The question must be put to each and every person who would decry terrorism: What is it that truly terrorizes? Is it the 'other' of the moment, so easily decried by the expedient opportunist, or is it...us, refusing to confront the hypocrisy of our own historical action/inaction?
In paraphrase of FDR: 'The only thing we have to fear is hypocrisy itself.'
Our declarations, moral, legal and/or otherwise, must be made with humility, summoning the same instincts we inexplicably limit to seemingly lesser creatures, deeming them 'only humane' and in avoidance of the endlessly employed fig leaf as excuse of that hypocrisy--'only human'.
In a world drowning in its own hypocritical pronouncements about others we must remind ourselves of the wisdom of the great German thinker Schopenhauer, the inventor of pessimism, focusing on just such a phenomenon of rescue of the drowning person:
"This is something really mysterious, something for which Reason can provide no explanation, and for which no basis can be found in practical experience," wrote Schopenhauer. "It is nevertheless of common occurrence... Examples appear every day before our eyes of instant responses of this kind, without reflection, one person helping another, coming to his aid, even setting his own life in clear danger for someone whom he has seen for the first time, having nothing more in mind that that the other is in need and in peril of his life."
ISIS drowns in its own blood and that of others--it is for those leaders worldwide whose system of belief they defame to lead by curative actions in defiance of the status quo which infects the minds of these drowning humans; instead of hollow legalistic declarations against easily condemnable acts as murder binding declarations within their espoused albeit distored readings of their holy books must be made, now.
As easily as these misguided murderers issue calls for jihad, let the legitimate wielders of Islamic edicts issue fatwahs against ISIS.
The silence, thus far, is truly loud.

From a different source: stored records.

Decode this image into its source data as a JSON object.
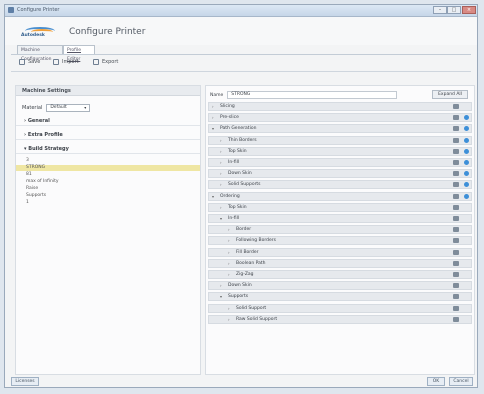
{
  "window": {
    "title": "Configure Printer"
  },
  "header": {
    "brand": "Autodesk",
    "title": "Configure Printer"
  },
  "tabs": [
    {
      "label": "Machine Configuration"
    },
    {
      "label": "Profile Editor"
    }
  ],
  "toolbar": {
    "save": "Save",
    "import": "Import",
    "export": "Export"
  },
  "left": {
    "header": "Machine Settings",
    "material_label": "Material",
    "material_value": "Default",
    "rows": [
      {
        "label": "General"
      },
      {
        "label": "Extra Profile"
      },
      {
        "label": "Build Strategy"
      }
    ],
    "subitems": [
      "3",
      "STRONG",
      "81",
      "max of Infinity",
      "Raise",
      "Supports",
      "1"
    ]
  },
  "right": {
    "name_label": "Name",
    "name_value": "STRONG",
    "expand_label": "Expand All",
    "rows": [
      {
        "label": "Slicing",
        "arrow": "›",
        "indent": 0,
        "dot": false
      },
      {
        "label": "Pre-slice",
        "arrow": "›",
        "indent": 0,
        "dot": true
      },
      {
        "label": "Path Generation",
        "arrow": "▾",
        "indent": 0,
        "dot": true
      },
      {
        "label": "Thin Borders",
        "arrow": "›",
        "indent": 1,
        "dot": true
      },
      {
        "label": "Top Skin",
        "arrow": "›",
        "indent": 1,
        "dot": true
      },
      {
        "label": "In-fill",
        "arrow": "›",
        "indent": 1,
        "dot": true
      },
      {
        "label": "Down Skin",
        "arrow": "›",
        "indent": 1,
        "dot": true
      },
      {
        "label": "Solid Supports",
        "arrow": "›",
        "indent": 1,
        "dot": true
      },
      {
        "label": "Ordering",
        "arrow": "▾",
        "indent": 0,
        "dot": true
      },
      {
        "label": "Top Skin",
        "arrow": "›",
        "indent": 1,
        "dot": false
      },
      {
        "label": "In-fill",
        "arrow": "▾",
        "indent": 1,
        "dot": false
      },
      {
        "label": "Border",
        "arrow": "›",
        "indent": 2,
        "dot": false
      },
      {
        "label": "Following Borders",
        "arrow": "›",
        "indent": 2,
        "dot": false
      },
      {
        "label": "Fill Border",
        "arrow": "›",
        "indent": 2,
        "dot": false
      },
      {
        "label": "Boolean Path",
        "arrow": "›",
        "indent": 2,
        "dot": false
      },
      {
        "label": "Zig-Zag",
        "arrow": "›",
        "indent": 2,
        "dot": false
      },
      {
        "label": "Down Skin",
        "arrow": "›",
        "indent": 1,
        "dot": false
      },
      {
        "label": "Supports",
        "arrow": "▾",
        "indent": 1,
        "dot": false
      },
      {
        "label": "Solid Support",
        "arrow": "›",
        "indent": 2,
        "dot": false
      },
      {
        "label": "Raw Solid Support",
        "arrow": "›",
        "indent": 2,
        "dot": false
      }
    ]
  },
  "footer": {
    "left": "Licenses",
    "ok": "OK",
    "cancel": "Cancel"
  },
  "colors": {
    "accent": "#3d8fd8",
    "selection": "#efe6a3"
  }
}
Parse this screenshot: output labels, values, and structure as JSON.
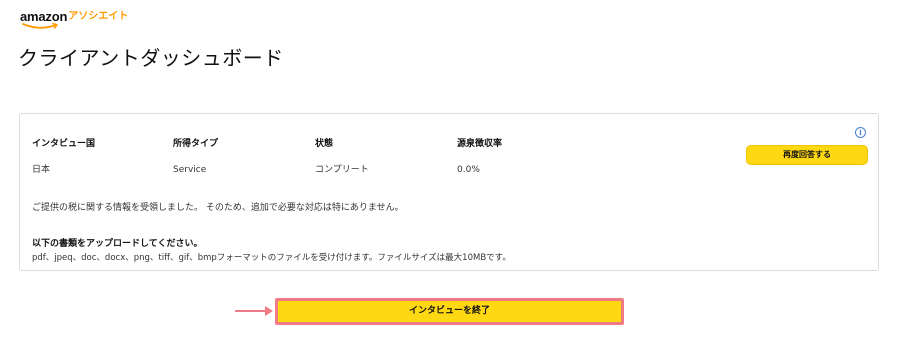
{
  "logo": {
    "word": "amazon",
    "sub": "アソシエイト"
  },
  "page_title": "クライアントダッシュボード",
  "columns": [
    {
      "header": "インタビュー国",
      "value": "日本"
    },
    {
      "header": "所得タイプ",
      "value": "Service"
    },
    {
      "header": "状態",
      "value": "コンプリート"
    },
    {
      "header": "源泉徴収率",
      "value": "0.0%"
    }
  ],
  "info_icon": "info-icon",
  "retry_button": "再度回答する",
  "message": "ご提供の税に関する情報を受領しました。 そのため、追加で必要な対応は特にありません。",
  "upload": {
    "title": "以下の書類をアップロードしてください。",
    "note": "pdf、jpeq、doc、docx、png、tiff、gif、bmpフォーマットのファイルを受け付けます。ファイルサイズは最大10MBです。"
  },
  "end_button": "インタビューを終了",
  "colors": {
    "accent": "#ffd814",
    "highlight_border": "#f07a86",
    "brand_orange": "#ff9900",
    "info_blue": "#4a7fd4"
  }
}
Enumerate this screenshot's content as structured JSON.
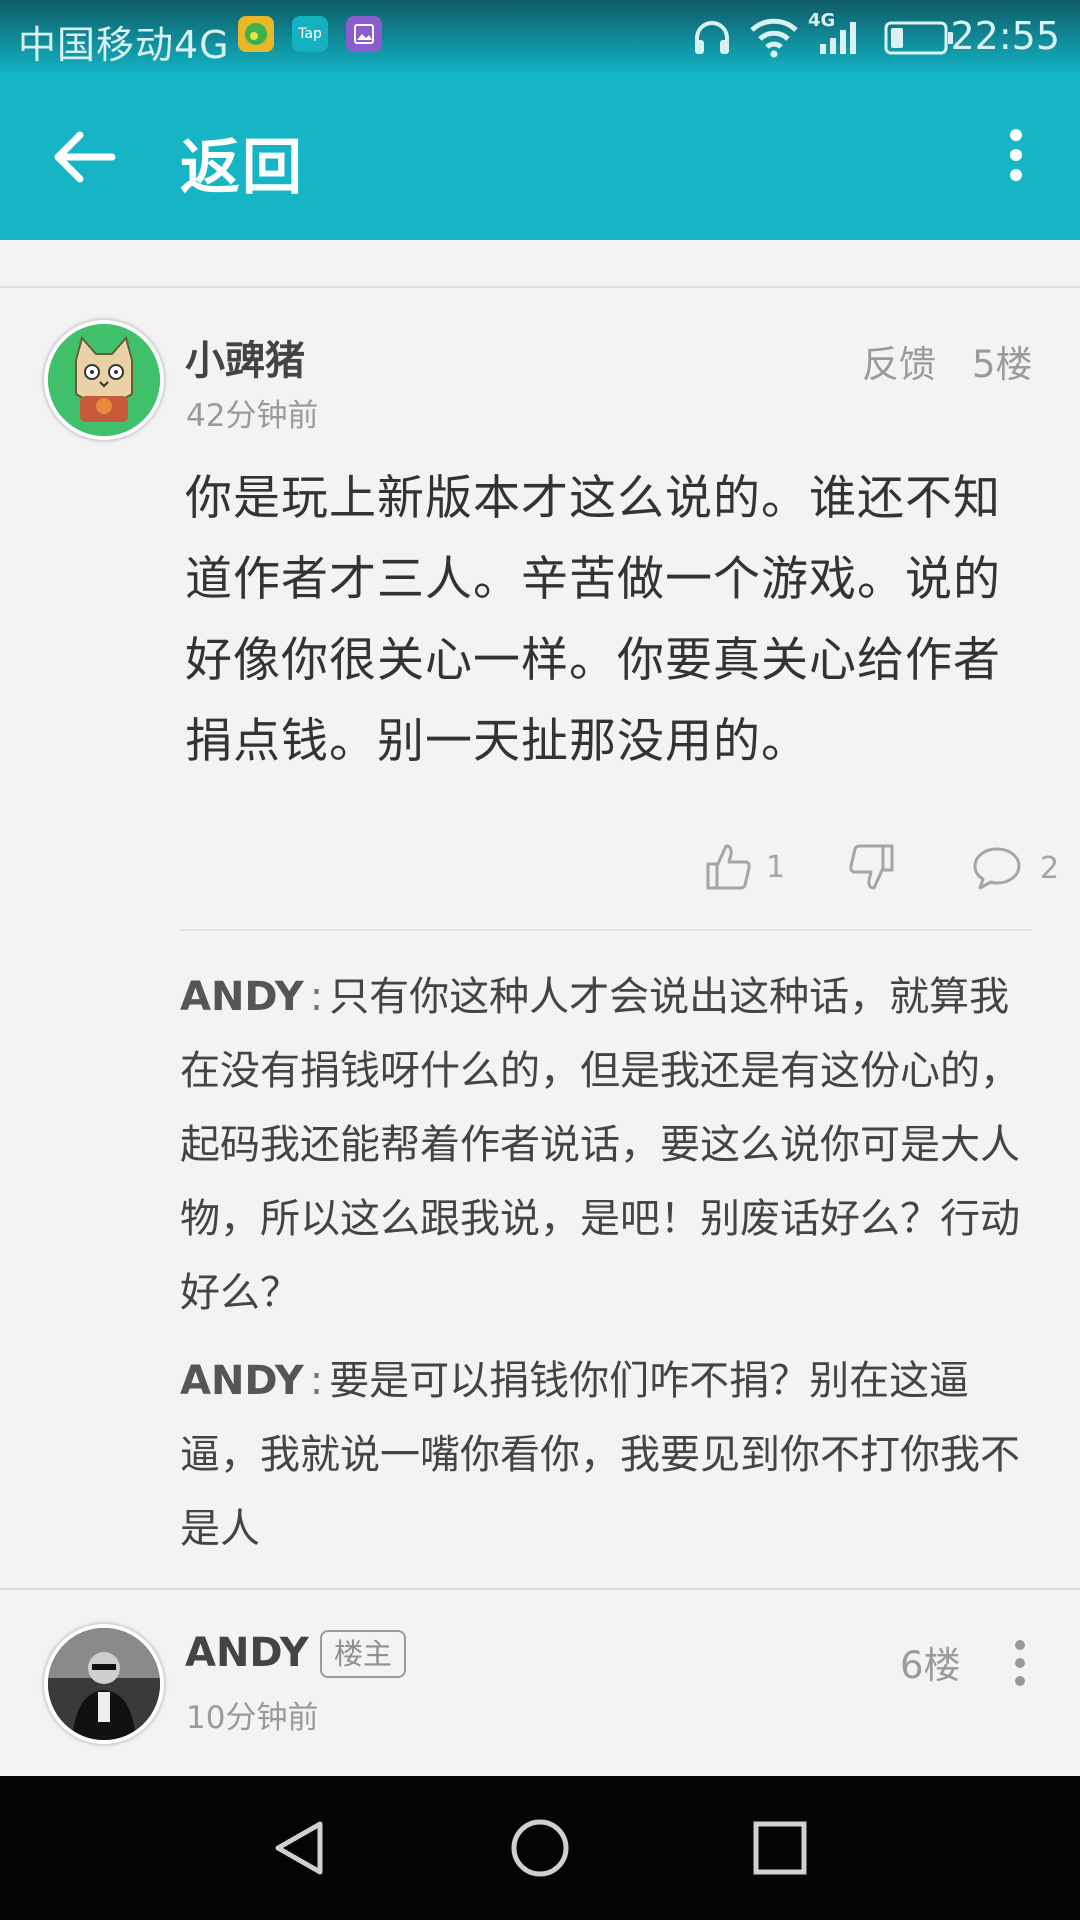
{
  "status_bar": {
    "carrier": "中国移动4G",
    "network_tag": "4G",
    "time": "22:55",
    "app_icons": [
      "qq-music-icon",
      "taptap-icon",
      "gallery-icon"
    ],
    "tap_label": "Tap"
  },
  "app_bar": {
    "title": "返回"
  },
  "comment_5": {
    "username": "小豍猪",
    "time": "42分钟前",
    "feedback": "反馈",
    "floor": "5楼",
    "body": "你是玩上新版本才这么说的。谁还不知道作者才三人。辛苦做一个游戏。说的好像你很关心一样。你要真关心给作者捐点钱。别一天扯那没用的。",
    "likes": "1",
    "replies_count": "2",
    "replies": [
      {
        "author": "ANDY",
        "colon": ":",
        "text": "只有你这种人才会说出这种话，就算我在没有捐钱呀什么的，但是我还是有这份心的，起码我还能帮着作者说话，要这么说你可是大人物，所以这么跟我说，是吧！别废话好么？行动好么？"
      },
      {
        "author": "ANDY",
        "colon": ":",
        "text": "要是可以捐钱你们咋不捐？别在这逼逼，我就说一嘴你看你，我要见到你不打你我不是人"
      }
    ]
  },
  "comment_6": {
    "username": "ANDY",
    "badge": "楼主",
    "time": "10分钟前",
    "floor": "6楼"
  },
  "colors": {
    "accent": "#15b5c6",
    "background": "#f3f3f3",
    "nav_bar": "#050505"
  }
}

J b Pravda, Philosophic Opinion: Born Brooklyn, NY, US Government Attorney during Watergate, when he 'Felt' uneasy about governments, and laws; later, public company CEO, lobbyist, now, multimedia artist, published produced playwright (paid royalties), columnist for leading magazines; his paintings have been published & exhibited as well as included in a national touring exhibition as well as several multimedia exhibitions in NY and other venues. Published diversity author via major university, winning Finalist in Stymie... (more...)